Osteopathy is a system of manual medicine where the hands are used to diagnose and treat. There are no harmful side-effects, and osteopaths are taught to use minimal force.
It is based on the principle that the well-being of an individual depends on the skeleton, muscles, ligaments and connective tissues all functioning smoothly together.
Physiotherapy helps restore movement and function when someone is affected by injury, illness or disability.
It is a science-based profession and takes a ‘whole person’ approach to health and wellbeing, which includes the patient’s general lifestyle.
A form of massage that can greatly benefit someone regularly engaged in physical activity. Designed to correct imbalances in problems in soft tissues of the body (muscles, fascia, tendons and ligaments) that are caused from repetitive and strenuous physical activity and trauma. Sports massage, prior to and after exercise, may enhance performance, aid recovery and prevent injury.
An holistic therapy which applies pressure to specific points and areas on the feet. Although it is not used to diagnose or cure health disorders, it can have a beneficial effect on general health, restoring balance and harmony in the body, releasing tension and anxiety, improving circulation and sleep patterns and providing relaxation - helping the body to heal itself.
Dry Needling is a form of acupuncture, sometimes called 'modern acupuncture', and is used for the treatment of myofascial pain and dysfunction.

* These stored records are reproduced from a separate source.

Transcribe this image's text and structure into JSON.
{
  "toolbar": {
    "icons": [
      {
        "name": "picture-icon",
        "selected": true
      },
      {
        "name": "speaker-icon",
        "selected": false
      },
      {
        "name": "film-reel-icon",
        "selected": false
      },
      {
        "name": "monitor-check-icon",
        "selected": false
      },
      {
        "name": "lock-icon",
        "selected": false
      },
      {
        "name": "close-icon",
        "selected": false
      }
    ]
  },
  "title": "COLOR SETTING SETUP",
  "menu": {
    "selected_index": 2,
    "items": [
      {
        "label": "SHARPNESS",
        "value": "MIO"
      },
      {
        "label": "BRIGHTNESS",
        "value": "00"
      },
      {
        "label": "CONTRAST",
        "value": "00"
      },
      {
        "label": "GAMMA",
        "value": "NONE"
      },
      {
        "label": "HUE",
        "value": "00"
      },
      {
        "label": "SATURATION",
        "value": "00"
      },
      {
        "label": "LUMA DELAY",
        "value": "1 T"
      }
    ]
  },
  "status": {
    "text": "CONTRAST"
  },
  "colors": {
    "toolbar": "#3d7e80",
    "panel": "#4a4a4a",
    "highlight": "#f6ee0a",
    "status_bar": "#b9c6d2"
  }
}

The approach is based on Western anatomical and neurophysiological principles. Not to be confused with the Traditional Chinese Medicine (TCM) technique of acupuncture (Travell & Simons 1999).
TCM (Traditional Chinese Medicine) Acupuncture is one of the world oldest medical systems. It works by using fine sterile needles in points on the body to create healing. It is a holistic approach to diagnose, treat and prevent disease by trying to ascertain the root cause of the problem and treat accordingly.